Alex Smith Is a Bust: You Know It's True; Don't Kid Yourselves

Kimberley Nash@sambrooklynSenior Writer IAugust 25, 2009

SANTA CLARA, CA - JULY 29:  Quarterback Alex Smith #11 of the San Francisco 49ers takes a break during training camp on July 29, 2007 in Santa Clara, California. (Photo by Greg Trott/Getty Images)

Alex Smith rode the wave of Urban Meyer's magical season at Utah. Let's face it—we were all bamboozled by what this kid accomplished as a Ute.

In his senior year, he tallied 2,952 yards passing and 631 yards rushing. He made the Mountain West look silly all season, as the Utes rode his arm and his legs to a 12-0 record in 2004, as well as a "stunning" defeat over the Pittsburgh Panthers, 35-7.

Well, that was then and this is now.

Fact of the matter is, Pitt should never have been in the Fiesta Bowl; they were a subpar 7-3 team going into that game and proved their massive inferiority by laying that horrendous egg against the Utes.

The Big East is largely a fraud, and any attempt to prove otherwise is futile.

That said, Pitt was likely the best that conference had to offer at that time, but they, for the most part, have ranged between average and awful.

Need proof?

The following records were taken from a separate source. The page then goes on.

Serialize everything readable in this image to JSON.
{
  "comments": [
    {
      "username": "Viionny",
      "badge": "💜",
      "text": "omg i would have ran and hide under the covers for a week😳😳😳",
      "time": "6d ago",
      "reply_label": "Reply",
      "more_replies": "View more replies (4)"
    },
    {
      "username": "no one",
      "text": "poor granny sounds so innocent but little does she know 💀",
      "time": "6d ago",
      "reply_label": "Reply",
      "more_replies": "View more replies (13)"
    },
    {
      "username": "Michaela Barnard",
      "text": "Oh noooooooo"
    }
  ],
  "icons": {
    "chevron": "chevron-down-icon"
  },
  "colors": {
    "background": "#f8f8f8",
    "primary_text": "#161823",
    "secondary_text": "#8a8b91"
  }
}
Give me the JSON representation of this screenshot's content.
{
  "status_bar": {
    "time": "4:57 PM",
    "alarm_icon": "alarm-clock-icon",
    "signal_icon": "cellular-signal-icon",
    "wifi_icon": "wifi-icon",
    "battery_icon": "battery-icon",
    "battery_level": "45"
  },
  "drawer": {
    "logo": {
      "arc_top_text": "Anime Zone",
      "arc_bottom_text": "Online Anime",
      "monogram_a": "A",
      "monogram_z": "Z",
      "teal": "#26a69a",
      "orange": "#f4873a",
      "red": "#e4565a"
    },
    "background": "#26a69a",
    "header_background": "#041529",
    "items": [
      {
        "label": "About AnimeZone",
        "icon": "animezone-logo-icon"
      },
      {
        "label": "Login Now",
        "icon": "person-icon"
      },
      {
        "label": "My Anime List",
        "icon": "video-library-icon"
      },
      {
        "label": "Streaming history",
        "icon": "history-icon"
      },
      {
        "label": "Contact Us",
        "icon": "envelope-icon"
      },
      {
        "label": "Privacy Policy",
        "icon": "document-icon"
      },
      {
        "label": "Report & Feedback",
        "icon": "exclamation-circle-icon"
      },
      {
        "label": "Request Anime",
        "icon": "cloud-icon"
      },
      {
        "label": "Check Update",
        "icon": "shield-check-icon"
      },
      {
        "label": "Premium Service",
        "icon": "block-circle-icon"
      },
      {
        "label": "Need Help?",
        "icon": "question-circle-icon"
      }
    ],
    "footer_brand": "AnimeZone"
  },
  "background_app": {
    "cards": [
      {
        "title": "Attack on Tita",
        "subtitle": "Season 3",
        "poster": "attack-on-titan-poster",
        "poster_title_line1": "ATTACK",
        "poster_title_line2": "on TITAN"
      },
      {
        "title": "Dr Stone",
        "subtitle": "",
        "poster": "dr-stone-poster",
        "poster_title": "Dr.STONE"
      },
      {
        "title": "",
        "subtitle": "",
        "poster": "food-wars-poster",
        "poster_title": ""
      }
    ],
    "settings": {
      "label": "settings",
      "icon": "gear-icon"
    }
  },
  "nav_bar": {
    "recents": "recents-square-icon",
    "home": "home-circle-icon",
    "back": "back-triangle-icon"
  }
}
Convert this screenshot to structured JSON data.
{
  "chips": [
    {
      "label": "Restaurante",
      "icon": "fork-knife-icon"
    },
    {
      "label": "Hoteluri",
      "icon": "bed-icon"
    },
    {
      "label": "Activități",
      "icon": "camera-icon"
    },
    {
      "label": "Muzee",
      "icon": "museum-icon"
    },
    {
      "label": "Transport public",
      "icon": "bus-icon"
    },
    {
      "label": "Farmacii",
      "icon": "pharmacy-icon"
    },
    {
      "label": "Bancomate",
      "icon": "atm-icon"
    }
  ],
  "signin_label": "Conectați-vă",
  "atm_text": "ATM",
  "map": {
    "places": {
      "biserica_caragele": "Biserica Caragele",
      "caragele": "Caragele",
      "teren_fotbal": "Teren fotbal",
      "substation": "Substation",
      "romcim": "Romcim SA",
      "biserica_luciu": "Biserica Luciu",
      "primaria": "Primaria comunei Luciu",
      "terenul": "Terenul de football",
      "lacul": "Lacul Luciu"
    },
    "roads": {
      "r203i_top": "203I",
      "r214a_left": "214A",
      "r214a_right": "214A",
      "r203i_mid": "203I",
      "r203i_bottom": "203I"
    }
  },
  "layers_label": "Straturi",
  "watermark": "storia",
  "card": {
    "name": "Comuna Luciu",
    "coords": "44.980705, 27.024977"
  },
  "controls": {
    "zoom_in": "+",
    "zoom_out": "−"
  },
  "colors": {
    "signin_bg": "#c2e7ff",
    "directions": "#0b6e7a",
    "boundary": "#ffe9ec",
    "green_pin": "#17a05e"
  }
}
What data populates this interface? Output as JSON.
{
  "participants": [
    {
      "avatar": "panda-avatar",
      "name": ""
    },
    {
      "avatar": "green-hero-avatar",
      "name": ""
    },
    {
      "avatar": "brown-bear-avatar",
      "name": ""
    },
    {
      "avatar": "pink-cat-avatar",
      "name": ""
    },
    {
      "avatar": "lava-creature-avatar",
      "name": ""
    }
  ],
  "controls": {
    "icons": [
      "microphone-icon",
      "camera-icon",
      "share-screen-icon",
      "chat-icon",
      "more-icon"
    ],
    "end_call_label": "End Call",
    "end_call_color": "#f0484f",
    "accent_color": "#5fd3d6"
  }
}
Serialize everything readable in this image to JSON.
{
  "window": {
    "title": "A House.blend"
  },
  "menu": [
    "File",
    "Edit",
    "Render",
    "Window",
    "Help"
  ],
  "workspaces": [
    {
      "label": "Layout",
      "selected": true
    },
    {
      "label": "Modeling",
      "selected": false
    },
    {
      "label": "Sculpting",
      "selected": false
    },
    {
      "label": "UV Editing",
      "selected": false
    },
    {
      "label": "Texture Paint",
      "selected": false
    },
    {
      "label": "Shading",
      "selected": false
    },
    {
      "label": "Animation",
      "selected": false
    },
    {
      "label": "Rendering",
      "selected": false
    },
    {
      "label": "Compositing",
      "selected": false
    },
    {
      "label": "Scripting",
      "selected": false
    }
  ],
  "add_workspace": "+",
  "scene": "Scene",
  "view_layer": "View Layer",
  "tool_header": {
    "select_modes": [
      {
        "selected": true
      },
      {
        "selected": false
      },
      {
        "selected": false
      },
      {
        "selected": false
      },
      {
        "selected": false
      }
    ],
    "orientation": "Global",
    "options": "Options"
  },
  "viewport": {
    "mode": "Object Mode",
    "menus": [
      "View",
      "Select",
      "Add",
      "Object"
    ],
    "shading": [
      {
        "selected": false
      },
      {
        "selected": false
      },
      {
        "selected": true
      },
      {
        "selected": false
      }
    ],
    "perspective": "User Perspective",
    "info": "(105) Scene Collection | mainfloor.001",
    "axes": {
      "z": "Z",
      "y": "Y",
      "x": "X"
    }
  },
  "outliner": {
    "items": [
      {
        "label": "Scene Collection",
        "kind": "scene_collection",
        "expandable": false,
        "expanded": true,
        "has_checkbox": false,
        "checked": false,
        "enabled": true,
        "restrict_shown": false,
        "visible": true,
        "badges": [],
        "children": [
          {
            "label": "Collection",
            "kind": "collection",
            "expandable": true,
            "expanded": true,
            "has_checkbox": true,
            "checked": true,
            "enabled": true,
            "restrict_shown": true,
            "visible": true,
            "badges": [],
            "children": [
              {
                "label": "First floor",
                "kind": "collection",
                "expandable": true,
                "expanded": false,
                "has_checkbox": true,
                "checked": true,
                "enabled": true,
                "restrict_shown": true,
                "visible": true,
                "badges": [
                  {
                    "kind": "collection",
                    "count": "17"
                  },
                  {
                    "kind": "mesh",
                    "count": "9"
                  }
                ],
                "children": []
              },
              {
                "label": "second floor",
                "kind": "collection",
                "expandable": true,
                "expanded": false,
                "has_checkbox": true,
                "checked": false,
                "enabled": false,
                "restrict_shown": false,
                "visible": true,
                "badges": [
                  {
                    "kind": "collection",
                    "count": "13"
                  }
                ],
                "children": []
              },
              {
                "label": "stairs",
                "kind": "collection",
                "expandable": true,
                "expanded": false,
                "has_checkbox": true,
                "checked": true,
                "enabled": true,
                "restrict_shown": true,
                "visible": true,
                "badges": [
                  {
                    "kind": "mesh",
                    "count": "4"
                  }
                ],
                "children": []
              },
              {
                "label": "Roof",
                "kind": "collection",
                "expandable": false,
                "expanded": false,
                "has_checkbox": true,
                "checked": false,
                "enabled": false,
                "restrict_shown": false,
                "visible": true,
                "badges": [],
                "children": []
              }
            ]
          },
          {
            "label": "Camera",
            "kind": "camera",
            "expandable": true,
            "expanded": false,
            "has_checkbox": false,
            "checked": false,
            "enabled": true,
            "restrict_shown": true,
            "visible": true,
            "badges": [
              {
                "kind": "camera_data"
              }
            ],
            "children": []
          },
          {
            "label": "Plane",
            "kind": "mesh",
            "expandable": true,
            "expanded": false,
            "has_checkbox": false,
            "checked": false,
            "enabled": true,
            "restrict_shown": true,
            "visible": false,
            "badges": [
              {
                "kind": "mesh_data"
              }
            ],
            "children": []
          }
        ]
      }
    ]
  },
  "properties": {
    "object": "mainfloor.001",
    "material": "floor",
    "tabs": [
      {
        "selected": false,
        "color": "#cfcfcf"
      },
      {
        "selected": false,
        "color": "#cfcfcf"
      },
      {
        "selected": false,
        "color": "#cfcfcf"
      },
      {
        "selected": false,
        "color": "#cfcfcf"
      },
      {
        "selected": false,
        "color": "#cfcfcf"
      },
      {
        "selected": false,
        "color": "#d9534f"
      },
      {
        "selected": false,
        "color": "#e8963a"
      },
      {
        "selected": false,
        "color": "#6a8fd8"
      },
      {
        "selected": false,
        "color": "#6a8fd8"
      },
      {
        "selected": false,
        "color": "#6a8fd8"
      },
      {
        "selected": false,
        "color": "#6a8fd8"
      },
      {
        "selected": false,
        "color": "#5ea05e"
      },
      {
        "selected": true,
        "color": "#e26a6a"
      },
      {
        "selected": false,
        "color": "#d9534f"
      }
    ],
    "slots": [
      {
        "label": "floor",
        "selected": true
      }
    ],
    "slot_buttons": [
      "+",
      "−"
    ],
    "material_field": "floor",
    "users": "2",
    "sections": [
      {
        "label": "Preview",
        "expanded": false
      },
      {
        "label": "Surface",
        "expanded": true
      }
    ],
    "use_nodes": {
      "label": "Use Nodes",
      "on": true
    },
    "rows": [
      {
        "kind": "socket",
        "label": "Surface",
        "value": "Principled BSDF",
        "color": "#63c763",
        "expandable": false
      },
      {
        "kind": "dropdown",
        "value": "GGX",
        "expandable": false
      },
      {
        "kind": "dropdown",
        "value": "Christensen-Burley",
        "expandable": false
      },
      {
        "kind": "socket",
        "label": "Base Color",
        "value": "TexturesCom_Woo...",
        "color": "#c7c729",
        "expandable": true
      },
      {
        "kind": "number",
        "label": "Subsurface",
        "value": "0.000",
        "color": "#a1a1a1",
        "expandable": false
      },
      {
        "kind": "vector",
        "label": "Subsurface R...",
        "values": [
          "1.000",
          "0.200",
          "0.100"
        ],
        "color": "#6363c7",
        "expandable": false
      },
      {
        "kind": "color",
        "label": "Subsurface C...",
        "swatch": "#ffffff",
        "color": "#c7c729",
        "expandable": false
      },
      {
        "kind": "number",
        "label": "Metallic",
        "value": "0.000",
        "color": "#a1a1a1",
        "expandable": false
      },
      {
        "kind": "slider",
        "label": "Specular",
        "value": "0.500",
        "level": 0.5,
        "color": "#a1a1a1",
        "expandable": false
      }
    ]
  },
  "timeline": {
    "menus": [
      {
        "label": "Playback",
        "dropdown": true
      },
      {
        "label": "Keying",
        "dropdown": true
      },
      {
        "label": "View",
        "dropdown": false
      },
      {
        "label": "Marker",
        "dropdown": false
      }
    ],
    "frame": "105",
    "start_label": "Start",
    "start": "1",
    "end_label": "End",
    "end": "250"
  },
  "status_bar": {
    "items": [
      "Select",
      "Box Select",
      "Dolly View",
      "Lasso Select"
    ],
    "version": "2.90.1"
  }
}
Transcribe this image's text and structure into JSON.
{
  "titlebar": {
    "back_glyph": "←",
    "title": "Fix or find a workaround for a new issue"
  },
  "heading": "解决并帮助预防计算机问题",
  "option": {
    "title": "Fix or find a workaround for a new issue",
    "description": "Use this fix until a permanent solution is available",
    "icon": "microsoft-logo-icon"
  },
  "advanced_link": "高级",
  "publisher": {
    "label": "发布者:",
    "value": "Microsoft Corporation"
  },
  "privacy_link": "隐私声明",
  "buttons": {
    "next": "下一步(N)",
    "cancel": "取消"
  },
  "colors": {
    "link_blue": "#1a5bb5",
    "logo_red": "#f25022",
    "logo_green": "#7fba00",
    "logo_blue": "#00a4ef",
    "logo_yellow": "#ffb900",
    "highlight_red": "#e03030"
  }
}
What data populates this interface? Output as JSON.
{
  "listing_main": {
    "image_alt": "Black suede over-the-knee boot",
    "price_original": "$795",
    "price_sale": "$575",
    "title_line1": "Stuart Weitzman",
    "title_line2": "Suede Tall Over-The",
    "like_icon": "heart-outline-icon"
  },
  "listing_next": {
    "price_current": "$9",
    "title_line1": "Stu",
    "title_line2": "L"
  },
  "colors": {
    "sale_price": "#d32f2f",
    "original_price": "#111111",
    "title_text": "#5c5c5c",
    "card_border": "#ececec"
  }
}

Here it is: In the five years since that "stunning" BCS defeat, the Panthers have managed only one eight-plus-win season (2008) and zero BCS bowl appearances.

So, how "stunning" a victory was that Utah win, really?

After that, Smith took his intelligent mind and small hands to the NFL Draft, where the poor San Francisco 49ers saw fit to make him their first overall pick.

Who can blame them, really? Everyone drank the Alex Smith/Urban Meyer Kool-Aid—they bought into the idea that this kid was a great quarterback with a ton of potential to be the next big thing in the Bay.

All they have gotten for their troubles is a guy who can't seem to stay healthy and, when he is, can't seem to be consistent as a passer.

His short stint with the Niners thus far reads like a horror story: 11 wins, 19 losses, 31 interceptions, and no playoff appearances.

The closest the Niners have come to seeing a playoff game is a 7-9 season in 2006—hardly a ringing endorsement for what a healthy Alex Smith can do.

Of course, the apologists have reasons for his mediocrity. Multiple coordinators, multiple coaches, and multiple systems didn't help his growth—after all, how can a guy be good if he doesn't ever get comfortable with the playbook? Right?

No one denies the fact that he's been challenged by the Niners and their revolving door of leadership, coaches, and players.

However, when you get on the field, playbook knowledge or not, you have to limit your mistakes. Smith simply doesn't know how to do that. He's a liability as a passer—plain and simple.

No matter your system, interceptions are interceptions. Smith has been awful when the line was good and horrific when it was bad. He's just not good enough to start...anywhere. Stop fooling yourself if you truly think otherwise.

The best excuse out there comes when comparing Smith to Aaron Rodgers—Rodgers was drafted late in the first round, but in the same draft as Smith.

People like to say that if Smith had been given the same circumstances as Rodgers had in Green Bay (stable coaching, stable management, good receivers, legendary mentor, etc.), then he would be the same success as Rodgers is right now—by the same logic, Rodgers would be the bust now.

To that there is only one response: "If ands and buts were candy and nuts, then every day would be Christmas."

Give me a break.

The fact is this, good quarterbacks thrive and make it work, no matter where they are or what hand they are dealt. Period.

For example, Jeff Garcia has been solid no matter where he's been; he changed teams thrice from 2005-07. His record was 19-11, with 6,461 yards and 35 touchdowns against 12 interceptions.

Does that not count?

Guess since the teams Garcia played for were actually good (Tampa Bay and Philadelphia), that could make this an unfair comparison, right? Well, that's fair enough.

So, let's stay in-house then. Shaun Hill has been in San Francisco for the last two years. He has seen the same coaching carousel as Smith but has managed to play well in spite of it all—so, again, what's Smith's excuse?

There's really no reason for the Niners to continue looking for Smith to become the uber quarterback who led the Utes to their storied 12-0 season. That player left the building the minute the Fiesta Bowl trophy was laid to rest in Salt Lake City.

This is the reality: Alex Smith is a bust.

Anything else is irrelevant.